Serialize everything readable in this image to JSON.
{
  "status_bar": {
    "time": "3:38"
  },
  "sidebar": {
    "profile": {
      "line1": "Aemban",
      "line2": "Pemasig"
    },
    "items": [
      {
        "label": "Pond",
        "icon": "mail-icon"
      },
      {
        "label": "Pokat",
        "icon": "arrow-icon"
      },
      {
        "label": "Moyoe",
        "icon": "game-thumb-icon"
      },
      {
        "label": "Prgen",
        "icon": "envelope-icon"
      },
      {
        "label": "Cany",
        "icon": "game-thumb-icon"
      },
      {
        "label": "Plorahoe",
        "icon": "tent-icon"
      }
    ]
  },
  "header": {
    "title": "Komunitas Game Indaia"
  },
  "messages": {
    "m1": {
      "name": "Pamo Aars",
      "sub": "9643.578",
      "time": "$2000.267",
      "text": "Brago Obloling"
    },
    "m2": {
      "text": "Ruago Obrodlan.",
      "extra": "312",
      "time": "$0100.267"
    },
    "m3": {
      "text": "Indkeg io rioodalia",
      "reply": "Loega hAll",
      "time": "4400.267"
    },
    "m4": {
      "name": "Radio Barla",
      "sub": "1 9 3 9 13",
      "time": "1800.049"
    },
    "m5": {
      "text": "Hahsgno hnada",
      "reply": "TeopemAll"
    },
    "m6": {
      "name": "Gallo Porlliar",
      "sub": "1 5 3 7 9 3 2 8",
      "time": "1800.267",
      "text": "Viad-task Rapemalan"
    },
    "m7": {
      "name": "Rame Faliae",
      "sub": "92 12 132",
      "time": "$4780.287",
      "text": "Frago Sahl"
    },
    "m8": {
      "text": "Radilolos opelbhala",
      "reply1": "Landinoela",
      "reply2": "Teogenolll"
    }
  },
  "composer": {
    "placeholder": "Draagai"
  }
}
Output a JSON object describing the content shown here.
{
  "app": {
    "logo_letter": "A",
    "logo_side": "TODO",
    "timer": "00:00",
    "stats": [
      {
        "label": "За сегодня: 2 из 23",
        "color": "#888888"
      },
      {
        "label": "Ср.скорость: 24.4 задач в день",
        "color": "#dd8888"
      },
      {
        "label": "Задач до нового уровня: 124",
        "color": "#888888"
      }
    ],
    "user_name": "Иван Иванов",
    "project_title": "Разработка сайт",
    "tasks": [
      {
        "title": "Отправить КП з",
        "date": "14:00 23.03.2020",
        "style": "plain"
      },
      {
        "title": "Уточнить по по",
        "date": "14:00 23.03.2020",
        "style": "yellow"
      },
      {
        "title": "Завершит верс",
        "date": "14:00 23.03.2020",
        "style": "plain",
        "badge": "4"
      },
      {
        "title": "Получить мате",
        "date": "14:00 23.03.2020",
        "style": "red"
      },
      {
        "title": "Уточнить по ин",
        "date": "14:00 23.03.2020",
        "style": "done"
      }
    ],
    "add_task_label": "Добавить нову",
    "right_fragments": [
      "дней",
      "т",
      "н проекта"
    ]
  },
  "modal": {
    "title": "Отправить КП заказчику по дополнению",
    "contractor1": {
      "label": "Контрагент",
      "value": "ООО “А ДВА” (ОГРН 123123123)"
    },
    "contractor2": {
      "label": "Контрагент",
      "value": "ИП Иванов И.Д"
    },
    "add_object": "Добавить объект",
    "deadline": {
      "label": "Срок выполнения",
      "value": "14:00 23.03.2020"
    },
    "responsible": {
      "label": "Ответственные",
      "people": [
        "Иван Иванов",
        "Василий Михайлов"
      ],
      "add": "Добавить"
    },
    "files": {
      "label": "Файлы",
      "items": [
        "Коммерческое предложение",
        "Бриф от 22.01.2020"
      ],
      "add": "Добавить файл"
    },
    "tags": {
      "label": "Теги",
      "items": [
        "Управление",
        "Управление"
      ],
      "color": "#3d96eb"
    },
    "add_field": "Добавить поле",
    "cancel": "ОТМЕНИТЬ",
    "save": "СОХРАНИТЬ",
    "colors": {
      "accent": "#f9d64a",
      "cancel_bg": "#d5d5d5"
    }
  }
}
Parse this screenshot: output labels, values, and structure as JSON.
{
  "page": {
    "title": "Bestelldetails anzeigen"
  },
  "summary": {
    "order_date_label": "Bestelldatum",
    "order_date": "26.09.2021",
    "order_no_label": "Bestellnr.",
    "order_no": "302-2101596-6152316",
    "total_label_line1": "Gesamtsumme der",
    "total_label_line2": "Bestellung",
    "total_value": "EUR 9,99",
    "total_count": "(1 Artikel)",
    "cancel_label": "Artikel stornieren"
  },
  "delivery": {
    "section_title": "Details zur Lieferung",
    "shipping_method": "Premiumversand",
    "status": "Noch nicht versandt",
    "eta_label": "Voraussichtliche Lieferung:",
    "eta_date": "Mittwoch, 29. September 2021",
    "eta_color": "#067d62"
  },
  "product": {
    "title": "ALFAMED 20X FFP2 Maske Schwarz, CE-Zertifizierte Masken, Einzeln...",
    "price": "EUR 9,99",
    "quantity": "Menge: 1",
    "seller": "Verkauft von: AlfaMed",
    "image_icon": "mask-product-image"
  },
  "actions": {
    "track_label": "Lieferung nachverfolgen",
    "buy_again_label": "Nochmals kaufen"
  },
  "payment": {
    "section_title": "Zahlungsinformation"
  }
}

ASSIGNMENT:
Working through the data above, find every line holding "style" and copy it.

RESULT OF THIS TASK:
        "style": "plain"
        "style": "yellow"
        "style": "plain",
        "style": "red"
        "style": "done"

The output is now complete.